NORTH CARIBOU LAKE – Canadian Rangers from several First Nation communities impressed a visiting general during a three-day training exercise in North Caribou Lake.
It was the first time Brigadier-General David Patterson had seen Canadian Rangers operating on the land and it left a positive impression on him.
“Their enthusiasm for the Ranger program was amazing,” he said.
General Patterson is the deputy commander of 4th Canadian Division, which commands the army in Ontario. Temperatures during the exercise dipped to -40C with brisk winds producing wind chills as low as -49C.
‘It was a very cold weekend and their ability to keep things going, working with bare hands on snowmobile engines, and just the act of living on the land in those temperatures was impressive,” he said.
The exercise brought together Rangers from Bearskin Lake, Kasabonika Lake, Kitchenuhmaykoosib, Muskrat Dam, North Caribou Lake, and Sachigo Lake, many of whom had to snowmobile over considerable distances to get to it. Two Rangers from Kasabonika snowmobiled for three days to get to North Caribou Lake and required the same amount of time to return home.
Training included building improvised shelters, emergency smoke signals, and a challenging night navigation in which General Patterson participated, driving a snowmobile for the first time.
“The night navigation exercise was a lot of fun,” he said. “They took me out for a little check ride with one of the sergeants, to give me some basic skills so I could follow on the exercise and keep up with them. They refuelled at minus 40 in the dark. They travelled using GPS, while moving on their snowmobiles at night, and arrived with 10 feet of the point they were supposed to on five occasions. That was impressive.”
The Rangers, he said, play a vital role in their communities across Canada’s north. “They are the only part of the army that has a real 24-7 operational role in Canada all of the time.” In Ontario, Rangers play a leading role in search and rescue and in spring flood and forest fire emergencies.
The army has rapid response units for domestic emergencies located in bases across the south of Canada and they are expected to be able to respond within 12 hours. But Rangers, located in their northern communities, often respond within one or two hours.
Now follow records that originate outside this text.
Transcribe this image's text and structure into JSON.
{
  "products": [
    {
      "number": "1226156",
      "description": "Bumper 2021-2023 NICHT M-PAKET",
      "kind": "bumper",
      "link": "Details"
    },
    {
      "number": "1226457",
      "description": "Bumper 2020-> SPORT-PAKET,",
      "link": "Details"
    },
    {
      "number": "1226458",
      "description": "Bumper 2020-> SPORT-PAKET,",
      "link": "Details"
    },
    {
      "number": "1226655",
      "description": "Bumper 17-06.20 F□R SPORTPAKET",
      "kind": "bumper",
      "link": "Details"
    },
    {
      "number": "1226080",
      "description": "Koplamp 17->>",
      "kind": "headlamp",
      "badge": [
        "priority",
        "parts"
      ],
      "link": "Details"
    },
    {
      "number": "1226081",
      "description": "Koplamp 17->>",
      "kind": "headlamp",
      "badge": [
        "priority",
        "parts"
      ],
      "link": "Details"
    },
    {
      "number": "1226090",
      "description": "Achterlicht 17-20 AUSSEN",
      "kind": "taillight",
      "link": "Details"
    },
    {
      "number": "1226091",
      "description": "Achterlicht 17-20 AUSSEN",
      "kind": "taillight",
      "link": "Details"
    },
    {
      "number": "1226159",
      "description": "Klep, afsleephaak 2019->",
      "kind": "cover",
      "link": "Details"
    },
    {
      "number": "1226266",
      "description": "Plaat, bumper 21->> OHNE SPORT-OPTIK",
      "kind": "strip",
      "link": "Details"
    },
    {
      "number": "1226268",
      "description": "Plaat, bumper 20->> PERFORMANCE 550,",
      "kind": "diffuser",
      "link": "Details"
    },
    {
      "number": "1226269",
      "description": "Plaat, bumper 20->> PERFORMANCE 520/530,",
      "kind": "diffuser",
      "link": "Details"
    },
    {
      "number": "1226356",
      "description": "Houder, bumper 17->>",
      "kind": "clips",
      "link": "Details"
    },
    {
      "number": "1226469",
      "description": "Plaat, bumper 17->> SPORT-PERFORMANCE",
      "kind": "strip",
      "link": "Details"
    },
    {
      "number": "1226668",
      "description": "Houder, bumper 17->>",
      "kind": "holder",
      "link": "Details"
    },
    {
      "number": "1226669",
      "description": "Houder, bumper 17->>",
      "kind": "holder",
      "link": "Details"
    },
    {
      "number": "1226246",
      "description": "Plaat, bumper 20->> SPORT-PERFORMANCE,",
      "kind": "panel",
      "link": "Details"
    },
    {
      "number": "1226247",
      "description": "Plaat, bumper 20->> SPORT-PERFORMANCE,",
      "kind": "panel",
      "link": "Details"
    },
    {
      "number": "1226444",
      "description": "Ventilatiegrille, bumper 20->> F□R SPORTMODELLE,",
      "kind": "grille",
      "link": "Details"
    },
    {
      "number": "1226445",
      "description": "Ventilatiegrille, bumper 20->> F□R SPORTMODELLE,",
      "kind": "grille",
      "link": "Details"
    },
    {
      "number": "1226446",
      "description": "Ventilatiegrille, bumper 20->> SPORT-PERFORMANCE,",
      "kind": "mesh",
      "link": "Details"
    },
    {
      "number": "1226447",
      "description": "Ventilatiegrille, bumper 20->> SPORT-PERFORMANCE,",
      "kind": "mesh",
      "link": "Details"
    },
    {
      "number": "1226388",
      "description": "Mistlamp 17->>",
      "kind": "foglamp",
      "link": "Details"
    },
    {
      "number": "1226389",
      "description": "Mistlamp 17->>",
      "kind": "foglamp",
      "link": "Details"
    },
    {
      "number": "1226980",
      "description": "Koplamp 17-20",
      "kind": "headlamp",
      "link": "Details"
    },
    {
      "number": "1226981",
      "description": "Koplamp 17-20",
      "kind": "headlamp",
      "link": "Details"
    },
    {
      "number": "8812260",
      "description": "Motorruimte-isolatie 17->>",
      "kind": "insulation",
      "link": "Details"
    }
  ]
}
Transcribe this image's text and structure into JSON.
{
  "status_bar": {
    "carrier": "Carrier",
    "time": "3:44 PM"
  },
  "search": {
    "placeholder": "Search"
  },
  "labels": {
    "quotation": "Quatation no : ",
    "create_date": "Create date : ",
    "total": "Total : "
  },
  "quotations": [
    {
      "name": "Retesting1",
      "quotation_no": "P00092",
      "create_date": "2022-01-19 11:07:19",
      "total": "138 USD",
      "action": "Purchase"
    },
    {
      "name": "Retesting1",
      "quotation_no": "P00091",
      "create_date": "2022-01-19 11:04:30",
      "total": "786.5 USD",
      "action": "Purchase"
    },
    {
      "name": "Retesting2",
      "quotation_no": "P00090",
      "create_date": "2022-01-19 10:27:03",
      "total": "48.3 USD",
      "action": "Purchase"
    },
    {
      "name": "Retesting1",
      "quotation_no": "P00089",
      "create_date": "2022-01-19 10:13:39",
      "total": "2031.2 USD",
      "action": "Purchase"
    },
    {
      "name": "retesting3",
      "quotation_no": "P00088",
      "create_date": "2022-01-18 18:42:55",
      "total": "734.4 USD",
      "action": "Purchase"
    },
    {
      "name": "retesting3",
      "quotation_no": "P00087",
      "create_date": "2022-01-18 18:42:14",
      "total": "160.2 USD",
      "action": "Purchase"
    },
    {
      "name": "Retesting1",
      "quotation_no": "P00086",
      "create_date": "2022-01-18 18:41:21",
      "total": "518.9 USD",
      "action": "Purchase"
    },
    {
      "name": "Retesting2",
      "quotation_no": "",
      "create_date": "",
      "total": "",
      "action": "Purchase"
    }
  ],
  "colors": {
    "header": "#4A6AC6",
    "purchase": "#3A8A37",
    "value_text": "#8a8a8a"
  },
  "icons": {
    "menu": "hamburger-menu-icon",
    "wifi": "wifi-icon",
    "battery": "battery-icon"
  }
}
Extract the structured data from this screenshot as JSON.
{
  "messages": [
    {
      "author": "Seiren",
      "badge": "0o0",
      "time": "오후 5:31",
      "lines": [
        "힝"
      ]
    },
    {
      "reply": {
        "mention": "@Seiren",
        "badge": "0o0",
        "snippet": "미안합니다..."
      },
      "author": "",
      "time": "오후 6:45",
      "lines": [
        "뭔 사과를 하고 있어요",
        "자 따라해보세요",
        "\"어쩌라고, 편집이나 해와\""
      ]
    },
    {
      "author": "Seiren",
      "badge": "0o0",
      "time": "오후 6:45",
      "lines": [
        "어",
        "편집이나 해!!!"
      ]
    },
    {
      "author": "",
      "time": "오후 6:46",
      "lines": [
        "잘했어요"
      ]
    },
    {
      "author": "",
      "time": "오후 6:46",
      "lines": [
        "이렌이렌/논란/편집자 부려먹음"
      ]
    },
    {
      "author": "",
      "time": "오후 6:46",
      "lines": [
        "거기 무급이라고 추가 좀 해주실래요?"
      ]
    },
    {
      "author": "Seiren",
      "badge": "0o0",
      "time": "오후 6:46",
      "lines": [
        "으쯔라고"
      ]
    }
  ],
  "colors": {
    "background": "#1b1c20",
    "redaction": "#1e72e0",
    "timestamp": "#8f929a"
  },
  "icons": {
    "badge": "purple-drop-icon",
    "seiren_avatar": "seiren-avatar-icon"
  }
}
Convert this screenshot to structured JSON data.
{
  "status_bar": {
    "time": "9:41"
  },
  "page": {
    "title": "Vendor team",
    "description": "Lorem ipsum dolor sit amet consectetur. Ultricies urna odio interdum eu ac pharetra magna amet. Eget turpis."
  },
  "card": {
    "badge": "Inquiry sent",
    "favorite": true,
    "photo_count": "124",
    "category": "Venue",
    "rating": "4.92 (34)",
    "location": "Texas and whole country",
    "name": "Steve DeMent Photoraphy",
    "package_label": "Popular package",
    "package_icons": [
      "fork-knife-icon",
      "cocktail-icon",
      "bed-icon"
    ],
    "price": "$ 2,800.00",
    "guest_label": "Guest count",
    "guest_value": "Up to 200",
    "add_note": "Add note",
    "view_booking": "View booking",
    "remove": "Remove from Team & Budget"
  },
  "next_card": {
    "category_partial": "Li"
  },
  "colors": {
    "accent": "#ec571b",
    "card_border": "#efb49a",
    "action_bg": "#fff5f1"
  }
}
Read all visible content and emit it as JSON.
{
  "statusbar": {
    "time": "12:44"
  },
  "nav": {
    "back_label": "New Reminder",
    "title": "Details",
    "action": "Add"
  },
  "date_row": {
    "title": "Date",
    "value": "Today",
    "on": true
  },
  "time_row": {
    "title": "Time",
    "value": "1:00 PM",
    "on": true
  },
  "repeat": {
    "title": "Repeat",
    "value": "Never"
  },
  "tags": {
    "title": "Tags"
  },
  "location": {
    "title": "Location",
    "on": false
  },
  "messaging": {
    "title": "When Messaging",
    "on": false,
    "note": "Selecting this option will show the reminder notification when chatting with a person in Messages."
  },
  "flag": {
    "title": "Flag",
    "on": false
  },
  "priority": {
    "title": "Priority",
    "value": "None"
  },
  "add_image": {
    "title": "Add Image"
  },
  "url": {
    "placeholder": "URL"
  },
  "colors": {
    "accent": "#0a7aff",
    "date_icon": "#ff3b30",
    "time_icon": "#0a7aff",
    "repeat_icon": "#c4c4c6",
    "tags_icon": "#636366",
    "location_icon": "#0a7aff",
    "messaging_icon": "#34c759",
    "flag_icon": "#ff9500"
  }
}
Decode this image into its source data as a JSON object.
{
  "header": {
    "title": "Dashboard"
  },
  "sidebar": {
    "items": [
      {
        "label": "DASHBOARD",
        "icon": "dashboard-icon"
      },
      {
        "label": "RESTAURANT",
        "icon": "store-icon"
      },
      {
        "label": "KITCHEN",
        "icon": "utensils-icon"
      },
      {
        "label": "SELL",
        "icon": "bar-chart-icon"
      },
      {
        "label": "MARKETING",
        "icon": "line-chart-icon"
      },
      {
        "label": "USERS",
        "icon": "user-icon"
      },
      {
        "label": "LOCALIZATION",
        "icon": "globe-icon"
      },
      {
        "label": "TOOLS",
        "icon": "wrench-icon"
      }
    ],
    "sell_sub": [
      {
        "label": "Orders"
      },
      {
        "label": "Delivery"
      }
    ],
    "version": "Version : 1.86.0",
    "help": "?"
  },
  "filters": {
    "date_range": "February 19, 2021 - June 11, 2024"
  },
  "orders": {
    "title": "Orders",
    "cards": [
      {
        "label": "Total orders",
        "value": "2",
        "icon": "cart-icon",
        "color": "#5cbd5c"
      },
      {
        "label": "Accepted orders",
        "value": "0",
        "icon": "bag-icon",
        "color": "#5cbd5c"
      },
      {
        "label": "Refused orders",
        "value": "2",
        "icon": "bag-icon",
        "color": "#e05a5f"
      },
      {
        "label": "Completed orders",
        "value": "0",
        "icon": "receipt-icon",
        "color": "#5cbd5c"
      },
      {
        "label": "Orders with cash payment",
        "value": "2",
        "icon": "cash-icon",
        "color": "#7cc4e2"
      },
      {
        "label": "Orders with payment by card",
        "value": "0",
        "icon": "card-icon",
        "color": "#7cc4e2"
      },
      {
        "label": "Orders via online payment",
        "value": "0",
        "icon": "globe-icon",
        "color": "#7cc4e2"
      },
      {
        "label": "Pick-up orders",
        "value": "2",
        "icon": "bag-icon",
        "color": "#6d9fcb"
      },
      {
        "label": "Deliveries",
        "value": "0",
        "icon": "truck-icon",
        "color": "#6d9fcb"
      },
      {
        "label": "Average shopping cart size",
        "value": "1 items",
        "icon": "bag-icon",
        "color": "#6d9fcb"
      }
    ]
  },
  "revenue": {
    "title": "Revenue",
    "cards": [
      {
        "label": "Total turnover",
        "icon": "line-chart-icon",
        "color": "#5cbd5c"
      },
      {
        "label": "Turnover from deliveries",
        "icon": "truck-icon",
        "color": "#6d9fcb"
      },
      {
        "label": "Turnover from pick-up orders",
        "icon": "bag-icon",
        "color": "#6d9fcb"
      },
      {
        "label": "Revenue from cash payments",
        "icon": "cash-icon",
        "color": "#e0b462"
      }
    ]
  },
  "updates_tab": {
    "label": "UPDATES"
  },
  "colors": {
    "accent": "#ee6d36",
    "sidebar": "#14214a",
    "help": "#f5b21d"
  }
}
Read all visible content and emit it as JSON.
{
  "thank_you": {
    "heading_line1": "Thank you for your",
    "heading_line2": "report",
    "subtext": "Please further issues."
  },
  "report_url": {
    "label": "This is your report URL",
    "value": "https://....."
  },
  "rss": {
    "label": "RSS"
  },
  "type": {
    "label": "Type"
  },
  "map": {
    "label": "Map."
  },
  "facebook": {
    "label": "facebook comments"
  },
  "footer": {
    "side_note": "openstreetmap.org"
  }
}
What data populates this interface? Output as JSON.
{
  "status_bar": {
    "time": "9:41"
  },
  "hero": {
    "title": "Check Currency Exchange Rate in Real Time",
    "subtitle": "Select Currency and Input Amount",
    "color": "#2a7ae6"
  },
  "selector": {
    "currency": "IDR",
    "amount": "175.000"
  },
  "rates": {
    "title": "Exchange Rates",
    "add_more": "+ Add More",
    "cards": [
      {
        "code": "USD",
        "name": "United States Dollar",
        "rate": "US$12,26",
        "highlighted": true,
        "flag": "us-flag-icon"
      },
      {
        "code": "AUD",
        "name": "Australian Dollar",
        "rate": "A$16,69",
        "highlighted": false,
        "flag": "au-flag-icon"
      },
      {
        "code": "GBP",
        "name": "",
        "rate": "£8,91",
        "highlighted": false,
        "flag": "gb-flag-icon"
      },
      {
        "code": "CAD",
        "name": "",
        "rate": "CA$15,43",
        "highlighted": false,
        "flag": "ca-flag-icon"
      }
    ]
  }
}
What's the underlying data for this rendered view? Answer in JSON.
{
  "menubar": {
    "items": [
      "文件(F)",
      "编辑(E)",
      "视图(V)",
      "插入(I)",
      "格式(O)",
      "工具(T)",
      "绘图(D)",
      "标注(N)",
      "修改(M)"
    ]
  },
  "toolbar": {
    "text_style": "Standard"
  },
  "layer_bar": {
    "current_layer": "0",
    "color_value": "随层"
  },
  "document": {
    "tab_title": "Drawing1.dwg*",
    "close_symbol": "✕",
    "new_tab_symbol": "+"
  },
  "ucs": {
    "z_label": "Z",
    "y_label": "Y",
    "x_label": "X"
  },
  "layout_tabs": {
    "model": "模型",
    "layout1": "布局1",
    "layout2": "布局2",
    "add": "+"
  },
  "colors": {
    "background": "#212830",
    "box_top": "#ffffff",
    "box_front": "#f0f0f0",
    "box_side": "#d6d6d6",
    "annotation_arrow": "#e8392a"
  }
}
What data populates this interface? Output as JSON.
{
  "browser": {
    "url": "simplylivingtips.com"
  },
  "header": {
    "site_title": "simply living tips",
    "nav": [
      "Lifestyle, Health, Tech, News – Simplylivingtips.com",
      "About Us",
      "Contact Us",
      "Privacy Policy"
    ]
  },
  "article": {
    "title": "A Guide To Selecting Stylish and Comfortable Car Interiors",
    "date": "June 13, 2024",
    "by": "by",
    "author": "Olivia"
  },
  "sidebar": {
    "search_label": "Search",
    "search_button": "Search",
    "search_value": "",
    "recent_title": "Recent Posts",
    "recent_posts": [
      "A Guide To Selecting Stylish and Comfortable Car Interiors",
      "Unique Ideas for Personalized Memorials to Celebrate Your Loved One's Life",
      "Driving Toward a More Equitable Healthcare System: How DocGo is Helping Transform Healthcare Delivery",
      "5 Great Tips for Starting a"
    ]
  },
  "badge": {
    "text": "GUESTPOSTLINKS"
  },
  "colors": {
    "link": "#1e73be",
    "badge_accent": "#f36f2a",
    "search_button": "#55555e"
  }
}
“For the money we spend on the Rangers the value we get from them is tremendous,” the general said.
Master Corporal Linda Kanate, of the North Caribou patrol, shot a moose and prepared a large moose stew to feed the Rangers. “I appreciated that moose stew,” General Patterson said.
His visit was the first time such a senior military officer has visited North Caribou Lake, said Sergeant Jason Roundhead, the local patrol commander, but there was one disappointment. The chain saw that would have cut a hole in the lake ice to provide ice rescue training broke down and that part of the training was cancelled. “It would have been a good experience for the general to go into the lake and learn how to get out of it,” he said.
Sergeant Barry Borton, an army instructor, said it was a good exercise. “Our job is to patrol northern Ontario and we covered a lot of ground with Rangers coming here to train with the North Caribou Rangers. It was impressive to watch them working together as a team from six different communities and everybody getting along together.”
(Sergeant Peter Moon is the public affairs ranger for 3rd Canadian Ranger Patrol Group at Canadian Armed Forces Base Borden.) Photos supplied by Sergeant Peter Moon.